• Akron juniors Nick Harney and Demetrius Treadwell were suspended three games by the NCAA last year because of a clerical error by the school’s compliance department. Through no fault of their own, they didn't receive final amateur certification clearance, but even though it was just a paperwork issue, Akron's appeal was denied.

• San Diego State freshman Winston Shepard was suspended three games by the NCAA because he purchased a car with a loan co-signed by a family he met at his alma mater, Findlay Prep in Nevada. Upon realizing he may have violated the rules, he returned the car and reported himself to the NCAA, leading to the suspension.

• New Mexico guard Jamal Fenton was suspended three games for a "minor violation" of NCAA rules last year: He accepted a $250 discount on renting a hotel ballroom for his 21st birthday party, paying $500 instead of $750. (Oh, and he says didn't even know he was getting a discount.)

• Memphis junior Geron Johnson was suspended three games by the NCAA as "the result of extra benefits received by Johnson from a family friend who assisted the family with his educational expenses prior to his enrollment at the University of Memphis," according to a university release. (Emphasis ours.)

And that doesn't even cover such crimes as getting discounts on clothing at a department store or accepting a ticket to a baseball game from someone other than one's parent or guardian.
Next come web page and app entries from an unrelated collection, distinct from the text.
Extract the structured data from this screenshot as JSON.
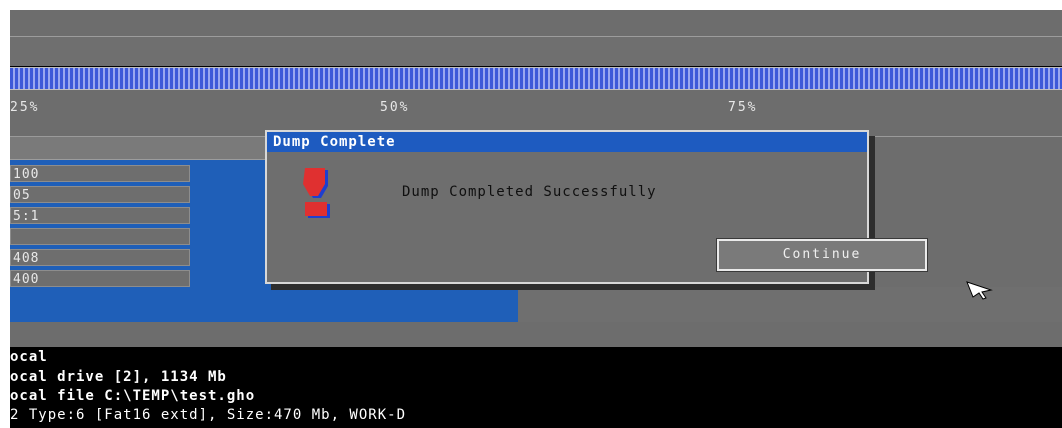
{
  "progress": {
    "percent": 100,
    "scale_labels": [
      "25%",
      "50%",
      "75%"
    ]
  },
  "stats": {
    "fields": [
      "100",
      "05",
      "5:1",
      "",
      "408",
      "400"
    ]
  },
  "dialog": {
    "title": "Dump Complete",
    "message": "Dump Completed Successfully",
    "continue_label": "Continue"
  },
  "console": {
    "lines": [
      "ocal",
      "ocal drive [2], 1134 Mb",
      "ocal file C:\\TEMP\\test.gho",
      "2 Type:6 [Fat16 extd], Size:470 Mb, WORK-D"
    ]
  },
  "colors": {
    "screen_gray": "#6d6d6d",
    "panel_blue": "#1f5fb8",
    "title_blue": "#1e5bc0",
    "progress_blue": "#3d59d8"
  },
  "icons": {
    "dialog_icon": "exclamation-icon",
    "cursor_icon": "mouse-pointer-icon"
  }
}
All of which, again, are worth the same number of games as shoving and grabbing players at practice, whipping basketballs at them from close range, and calling them "faggots" and "pussies," among other things. Way to go, Rutgers.